== Exercise requirements ==
Scan the records for the word "label". Copy each line that includes it.

== Provided data ==
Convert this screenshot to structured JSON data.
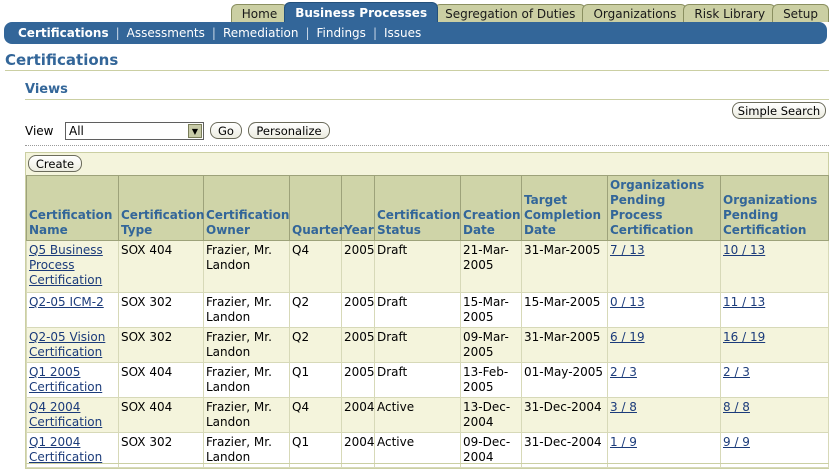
{
  "tabs": [
    {
      "label": "Home",
      "active": false
    },
    {
      "label": "Business Processes",
      "active": true
    },
    {
      "label": "Segregation of Duties",
      "active": false
    },
    {
      "label": "Organizations",
      "active": false
    },
    {
      "label": "Risk Library",
      "active": false
    },
    {
      "label": "Setup",
      "active": false
    }
  ],
  "subnav": [
    "Certifications",
    "Assessments",
    "Remediation",
    "Findings",
    "Issues"
  ],
  "page_title": "Certifications",
  "section_title": "Views",
  "simple_search": "Simple Search",
  "view": {
    "label": "View",
    "selected": "All",
    "go": "Go",
    "personalize": "Personalize"
  },
  "create": "Create",
  "columns": [
    "Certification Name",
    "Certification Type",
    "Certification Owner",
    "Quarter",
    "Year",
    "Certification Status",
    "Creation Date",
    "Target Completion Date",
    "Organizations Pending Process Certification",
    "Organizations Pending Certification"
  ],
  "rows": [
    {
      "name": "Q5 Business Process Certification",
      "type": "SOX 404",
      "owner": "Frazier, Mr. Landon",
      "quarter": "Q4",
      "year": "2005",
      "status": "Draft",
      "created": "21-Mar-2005",
      "target": "31-Mar-2005",
      "pending_process": "7 / 13",
      "pending_cert": "10 / 13"
    },
    {
      "name": "Q2-05 ICM-2",
      "type": "SOX 302",
      "owner": "Frazier, Mr. Landon",
      "quarter": "Q2",
      "year": "2005",
      "status": "Draft",
      "created": "15-Mar-2005",
      "target": "15-Mar-2005",
      "pending_process": "0 / 13",
      "pending_cert": "11 / 13"
    },
    {
      "name": "Q2-05 Vision Certification",
      "type": "SOX 302",
      "owner": "Frazier, Mr. Landon",
      "quarter": "Q2",
      "year": "2005",
      "status": "Draft",
      "created": "09-Mar-2005",
      "target": "31-Mar-2005",
      "pending_process": "6 / 19",
      "pending_cert": "16 / 19"
    },
    {
      "name": "Q1 2005 Certification",
      "type": "SOX 404",
      "owner": "Frazier, Mr. Landon",
      "quarter": "Q1",
      "year": "2005",
      "status": "Draft",
      "created": "13-Feb-2005",
      "target": "01-May-2005",
      "pending_process": "2 / 3",
      "pending_cert": "2 / 3"
    },
    {
      "name": "Q4 2004 Certification",
      "type": "SOX 404",
      "owner": "Frazier, Mr. Landon",
      "quarter": "Q4",
      "year": "2004",
      "status": "Active",
      "created": "13-Dec-2004",
      "target": "31-Dec-2004",
      "pending_process": "3 / 8",
      "pending_cert": "8 / 8"
    },
    {
      "name": "Q1 2004 Certification",
      "type": "SOX 302",
      "owner": "Frazier, Mr. Landon",
      "quarter": "Q1",
      "year": "2004",
      "status": "Active",
      "created": "09-Dec-2004",
      "target": "31-Dec-2004",
      "pending_process": "1 / 9",
      "pending_cert": "9 / 9"
    }
  ]
}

== Your solution ==
      "label": "Home",
      "label": "Business Processes",
      "label": "Segregation of Duties",
      "label": "Organizations",
      "label": "Risk Library",
      "label": "Setup",
    "label": "View",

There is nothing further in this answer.